## Material for this task

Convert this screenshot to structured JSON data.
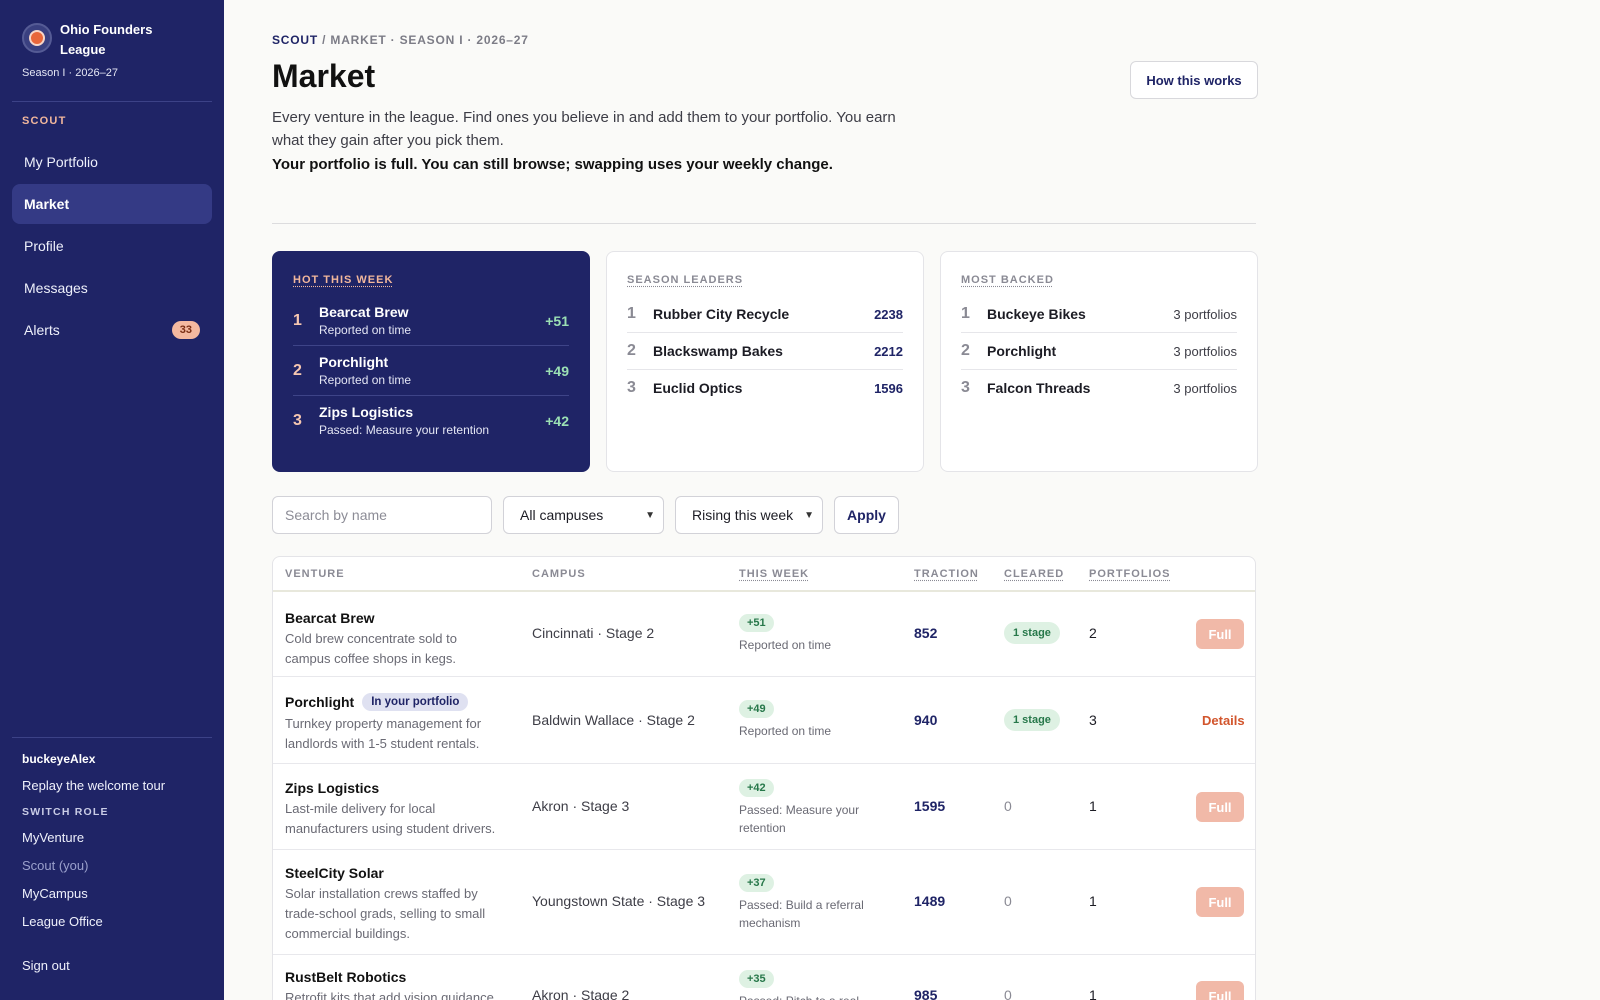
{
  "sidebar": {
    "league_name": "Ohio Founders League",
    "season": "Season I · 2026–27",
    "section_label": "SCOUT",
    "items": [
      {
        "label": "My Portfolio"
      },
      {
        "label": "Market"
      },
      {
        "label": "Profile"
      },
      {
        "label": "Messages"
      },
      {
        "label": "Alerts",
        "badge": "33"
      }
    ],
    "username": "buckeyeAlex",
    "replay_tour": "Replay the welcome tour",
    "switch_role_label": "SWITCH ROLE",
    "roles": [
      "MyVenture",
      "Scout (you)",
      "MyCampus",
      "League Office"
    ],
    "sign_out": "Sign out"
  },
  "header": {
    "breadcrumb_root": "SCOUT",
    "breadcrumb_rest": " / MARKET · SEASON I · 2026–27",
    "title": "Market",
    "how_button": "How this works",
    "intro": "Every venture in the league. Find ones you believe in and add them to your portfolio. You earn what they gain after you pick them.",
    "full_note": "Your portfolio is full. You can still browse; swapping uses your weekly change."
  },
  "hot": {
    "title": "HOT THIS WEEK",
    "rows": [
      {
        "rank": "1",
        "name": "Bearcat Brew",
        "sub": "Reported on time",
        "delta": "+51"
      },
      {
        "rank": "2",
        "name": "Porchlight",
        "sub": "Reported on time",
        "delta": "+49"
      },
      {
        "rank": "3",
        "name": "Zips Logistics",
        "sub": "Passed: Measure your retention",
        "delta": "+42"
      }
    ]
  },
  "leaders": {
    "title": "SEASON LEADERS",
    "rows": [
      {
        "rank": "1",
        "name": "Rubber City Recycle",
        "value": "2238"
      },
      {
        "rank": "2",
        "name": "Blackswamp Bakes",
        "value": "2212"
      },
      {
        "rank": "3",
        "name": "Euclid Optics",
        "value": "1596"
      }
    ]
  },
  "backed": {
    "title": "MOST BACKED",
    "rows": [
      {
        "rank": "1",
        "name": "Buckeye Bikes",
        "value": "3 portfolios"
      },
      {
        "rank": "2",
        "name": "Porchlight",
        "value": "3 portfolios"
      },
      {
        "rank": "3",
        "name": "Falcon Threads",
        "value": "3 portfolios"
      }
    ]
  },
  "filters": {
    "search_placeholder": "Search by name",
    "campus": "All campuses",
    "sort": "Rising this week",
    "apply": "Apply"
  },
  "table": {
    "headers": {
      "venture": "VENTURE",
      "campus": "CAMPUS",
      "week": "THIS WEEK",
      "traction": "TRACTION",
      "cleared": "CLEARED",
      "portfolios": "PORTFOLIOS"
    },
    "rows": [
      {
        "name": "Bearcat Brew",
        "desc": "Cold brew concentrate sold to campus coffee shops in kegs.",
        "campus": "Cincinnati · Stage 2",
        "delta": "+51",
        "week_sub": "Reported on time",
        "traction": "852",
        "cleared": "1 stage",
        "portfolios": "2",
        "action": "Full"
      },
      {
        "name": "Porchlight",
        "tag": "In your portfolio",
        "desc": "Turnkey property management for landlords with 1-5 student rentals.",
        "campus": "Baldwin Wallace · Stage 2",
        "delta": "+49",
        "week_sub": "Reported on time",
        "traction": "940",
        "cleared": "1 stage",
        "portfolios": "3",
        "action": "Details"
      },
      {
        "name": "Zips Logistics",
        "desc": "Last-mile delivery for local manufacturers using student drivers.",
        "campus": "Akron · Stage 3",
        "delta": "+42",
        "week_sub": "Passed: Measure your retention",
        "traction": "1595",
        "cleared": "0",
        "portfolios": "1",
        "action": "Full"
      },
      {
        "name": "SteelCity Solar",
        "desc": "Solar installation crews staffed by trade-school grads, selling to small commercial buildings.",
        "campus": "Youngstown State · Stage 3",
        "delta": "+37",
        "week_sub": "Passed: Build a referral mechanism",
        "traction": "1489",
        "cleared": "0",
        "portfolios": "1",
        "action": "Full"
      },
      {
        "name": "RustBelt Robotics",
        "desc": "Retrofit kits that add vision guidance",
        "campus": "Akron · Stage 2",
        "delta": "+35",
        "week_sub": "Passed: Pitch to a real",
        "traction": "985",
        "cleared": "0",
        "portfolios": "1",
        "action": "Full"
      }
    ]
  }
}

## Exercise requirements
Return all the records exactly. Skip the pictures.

## Completed exercise
Convert this screenshot to structured JSON data.
{
  "sidebar": {
    "league_name": "Ohio Founders League",
    "season": "Season I · 2026–27",
    "section_label": "SCOUT",
    "items": [
      {
        "label": "My Portfolio"
      },
      {
        "label": "Market"
      },
      {
        "label": "Profile"
      },
      {
        "label": "Messages"
      },
      {
        "label": "Alerts",
        "badge": "33"
      }
    ],
    "username": "buckeyeAlex",
    "replay_tour": "Replay the welcome tour",
    "switch_role_label": "SWITCH ROLE",
    "roles": [
      "MyVenture",
      "Scout (you)",
      "MyCampus",
      "League Office"
    ],
    "sign_out": "Sign out"
  },
  "header": {
    "breadcrumb_root": "SCOUT",
    "breadcrumb_rest": " / MARKET · SEASON I · 2026–27",
    "title": "Market",
    "how_button": "How this works",
    "intro": "Every venture in the league. Find ones you believe in and add them to your portfolio. You earn what they gain after you pick them.",
    "full_note": "Your portfolio is full. You can still browse; swapping uses your weekly change."
  },
  "hot": {
    "title": "HOT THIS WEEK",
    "rows": [
      {
        "rank": "1",
        "name": "Bearcat Brew",
        "sub": "Reported on time",
        "delta": "+51"
      },
      {
        "rank": "2",
        "name": "Porchlight",
        "sub": "Reported on time",
        "delta": "+49"
      },
      {
        "rank": "3",
        "name": "Zips Logistics",
        "sub": "Passed: Measure your retention",
        "delta": "+42"
      }
    ]
  },
  "leaders": {
    "title": "SEASON LEADERS",
    "rows": [
      {
        "rank": "1",
        "name": "Rubber City Recycle",
        "value": "2238"
      },
      {
        "rank": "2",
        "name": "Blackswamp Bakes",
        "value": "2212"
      },
      {
        "rank": "3",
        "name": "Euclid Optics",
        "value": "1596"
      }
    ]
  },
  "backed": {
    "title": "MOST BACKED",
    "rows": [
      {
        "rank": "1",
        "name": "Buckeye Bikes",
        "value": "3 portfolios"
      },
      {
        "rank": "2",
        "name": "Porchlight",
        "value": "3 portfolios"
      },
      {
        "rank": "3",
        "name": "Falcon Threads",
        "value": "3 portfolios"
      }
    ]
  },
  "filters": {
    "search_placeholder": "Search by name",
    "campus": "All campuses",
    "sort": "Rising this week",
    "apply": "Apply"
  },
  "table": {
    "headers": {
      "venture": "VENTURE",
      "campus": "CAMPUS",
      "week": "THIS WEEK",
      "traction": "TRACTION",
      "cleared": "CLEARED",
      "portfolios": "PORTFOLIOS"
    },
    "rows": [
      {
        "name": "Bearcat Brew",
        "desc": "Cold brew concentrate sold to campus coffee shops in kegs.",
        "campus": "Cincinnati · Stage 2",
        "delta": "+51",
        "week_sub": "Reported on time",
        "traction": "852",
        "cleared": "1 stage",
        "portfolios": "2",
        "action": "Full"
      },
      {
        "name": "Porchlight",
        "tag": "In your portfolio",
        "desc": "Turnkey property management for landlords with 1-5 student rentals.",
        "campus": "Baldwin Wallace · Stage 2",
        "delta": "+49",
        "week_sub": "Reported on time",
        "traction": "940",
        "cleared": "1 stage",
        "portfolios": "3",
        "action": "Details"
      },
      {
        "name": "Zips Logistics",
        "desc": "Last-mile delivery for local manufacturers using student drivers.",
        "campus": "Akron · Stage 3",
        "delta": "+42",
        "week_sub": "Passed: Measure your retention",
        "traction": "1595",
        "cleared": "0",
        "portfolios": "1",
        "action": "Full"
      },
      {
        "name": "SteelCity Solar",
        "desc": "Solar installation crews staffed by trade-school grads, selling to small commercial buildings.",
        "campus": "Youngstown State · Stage 3",
        "delta": "+37",
        "week_sub": "Passed: Build a referral mechanism",
        "traction": "1489",
        "cleared": "0",
        "portfolios": "1",
        "action": "Full"
      },
      {
        "name": "RustBelt Robotics",
        "desc": "Retrofit kits that add vision guidance",
        "campus": "Akron · Stage 2",
        "delta": "+35",
        "week_sub": "Passed: Pitch to a real",
        "traction": "985",
        "cleared": "0",
        "portfolios": "1",
        "action": "Full"
      }
    ]
  }
}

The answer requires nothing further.